Number of recipients of Statutory Maternity Pay (SMP), total amounts of SMP and average amounts of SMP by amount of theweekly earnings related portion of SMP for GB, 1995–96 £ Weekly amount of SMP (earnings related portion) Number in receipt of SMP(000s)1 Total amount of SMPmillions2 Average amount of SMP3 under 100 32 31.8 1,000 100 to 199 62 94.2 1,500 200 to 299 38 79.7 2,100 300 to 399 19 50.9 2,700 400 to 499 6 20.4 3,300 500 to 599 2 7.4 3,900 600 and more 3 14.9 5,100 1 Rounded to the nearest thousand. 2 Rounded to the nearest hundred thousand. 3 Rounded to the nearest hundred.
The figures are based on an estimate of those whose whole period of SMP is within the 1995–96 tax year and excludes those whose claim straddles two tax years. The total number in receipt of SMP in that year was around 321,000.
The Lifetime Labour Market Database (LLMDB) a 1 per cent.sample of the National Insurance Recording System taken at February 1997.
§ Mr. Cousins
To ask the Secretary of State for Social Security what reduction in expenditure would have resulted from limiting the earnings-related element of statutory maternity pay to the weekly earnings level implied by the upper earnings limit for national insurance in the financial years 1995–96 and 1996–97; and how many claimants of statutory maternity pay would have had their payment limited in each year. 
§ Mr. Denham
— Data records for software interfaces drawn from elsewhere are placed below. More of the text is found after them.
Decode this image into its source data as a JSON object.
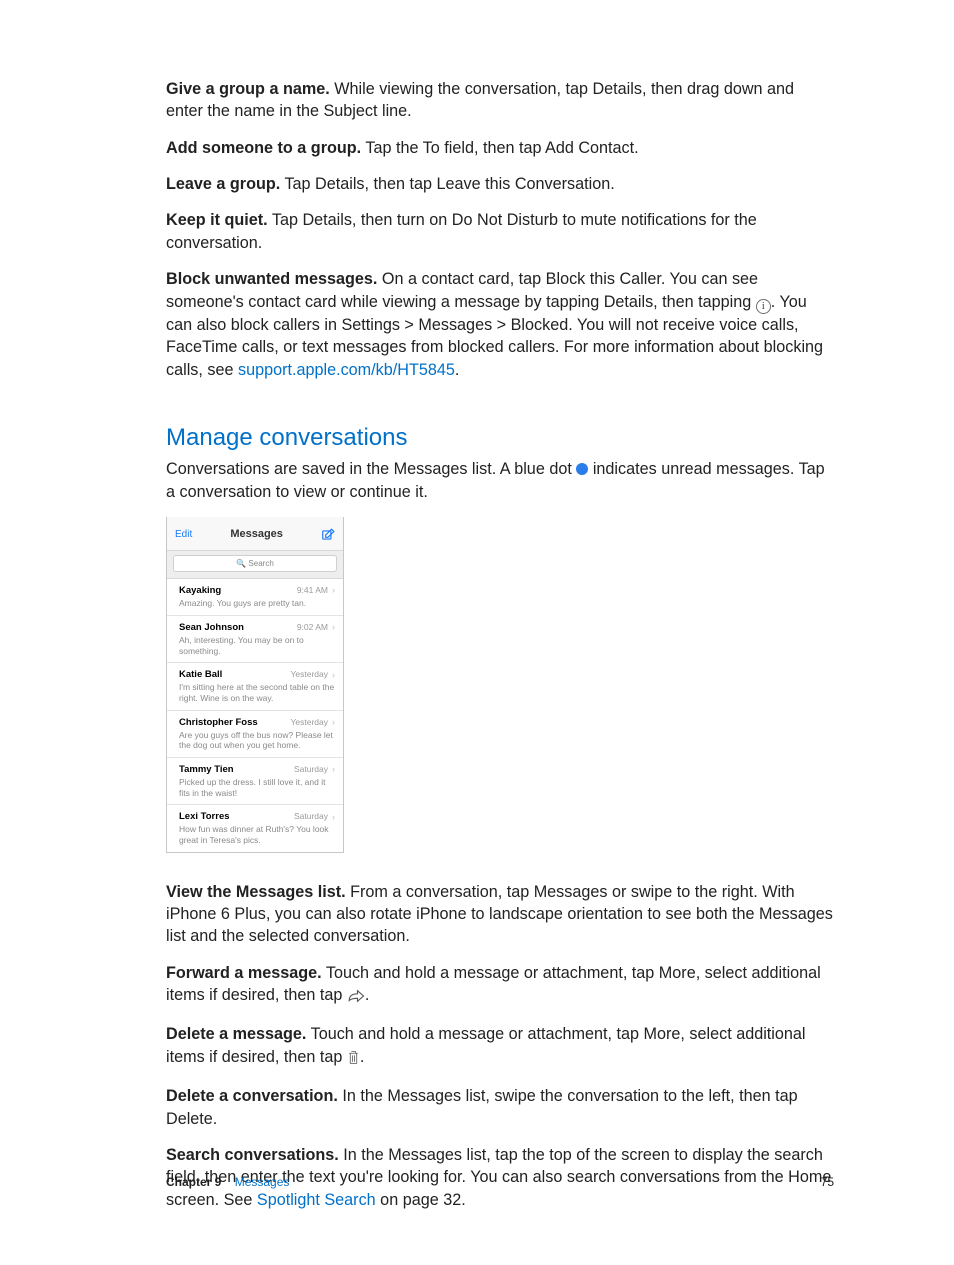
{
  "paragraphs": {
    "p1_bold": "Give a group a name.",
    "p1_text": " While viewing the conversation, tap Details, then drag down and enter the name in the Subject line.",
    "p2_bold": "Add someone to a group.",
    "p2_text": " Tap the To field, then tap Add Contact.",
    "p3_bold": "Leave a group.",
    "p3_text": " Tap Details, then tap Leave this Conversation.",
    "p4_bold": "Keep it quiet.",
    "p4_text": " Tap Details, then turn on Do Not Disturb to mute notifications for the conversation.",
    "p5_bold": "Block unwanted messages.",
    "p5_text_a": " On a contact card, tap Block this Caller. You can see someone's contact card while viewing a message by tapping Details, then tapping ",
    "p5_text_b": ". You can also block callers in Settings > Messages > Blocked. You will not receive voice calls, FaceTime calls, or text messages from blocked callers. For more information about blocking calls, see ",
    "p5_link": "support.apple.com/kb/HT5845",
    "p5_period": "."
  },
  "section_title": "Manage conversations",
  "section_intro_a": "Conversations are saved in the Messages list. A blue dot ",
  "section_intro_b": " indicates unread messages. Tap a conversation to view or continue it.",
  "phone": {
    "edit": "Edit",
    "title": "Messages",
    "search_placeholder": "Search",
    "conversations": [
      {
        "name": "Kayaking",
        "time": "9:41 AM",
        "preview": "Amazing. You guys are pretty tan."
      },
      {
        "name": "Sean Johnson",
        "time": "9:02 AM",
        "preview": "Ah, interesting. You may be on to something."
      },
      {
        "name": "Katie Ball",
        "time": "Yesterday",
        "preview": "I'm sitting here at the second table on the right. Wine is on the way."
      },
      {
        "name": "Christopher Foss",
        "time": "Yesterday",
        "preview": "Are you guys off the bus now? Please let the dog out when you get home."
      },
      {
        "name": "Tammy Tien",
        "time": "Saturday",
        "preview": "Picked up the dress. I still love it, and it fits in the waist!"
      },
      {
        "name": "Lexi Torres",
        "time": "Saturday",
        "preview": "How fun was dinner at Ruth's? You look great in Teresa's pics."
      }
    ]
  },
  "body2": {
    "p6_bold": "View the Messages list.",
    "p6_text": " From a conversation, tap Messages or swipe to the right. With iPhone 6 Plus, you can also rotate iPhone to landscape orientation to see both the Messages list and the selected conversation.",
    "p7_bold": "Forward a message.",
    "p7_text_a": " Touch and hold a message or attachment, tap More, select additional items if desired, then tap ",
    "p7_text_b": ".",
    "p8_bold": "Delete a message.",
    "p8_text_a": " Touch and hold a message or attachment, tap More, select additional items if desired, then tap ",
    "p8_text_b": ".",
    "p9_bold": "Delete a conversation.",
    "p9_text": " In the Messages list, swipe the conversation to the left, then tap Delete.",
    "p10_bold": "Search conversations.",
    "p10_text_a": " In the Messages list, tap the top of the screen to display the search field, then enter the text you're looking for. You can also search conversations from the Home screen. See ",
    "p10_link": "Spotlight Search",
    "p10_text_b": " on page 32."
  },
  "footer": {
    "chapter_label": "Chapter  9",
    "chapter_name": "Messages",
    "page": "75"
  }
}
The latest available information is for the 1995–96 tax year. 11,000 recipients of Statutory Maternity Pay (SMP) (in Great Britain) would have had their earnings related element of SMP reduced if there was a limit on the amount of SMP paid equivalent to the weekly upper earnings limit on which National Insurance contributions are payable. The estimated savings made by reducing their amount of SMP to the weekly upper earnings limit would have been £9.6 million in 1995–96.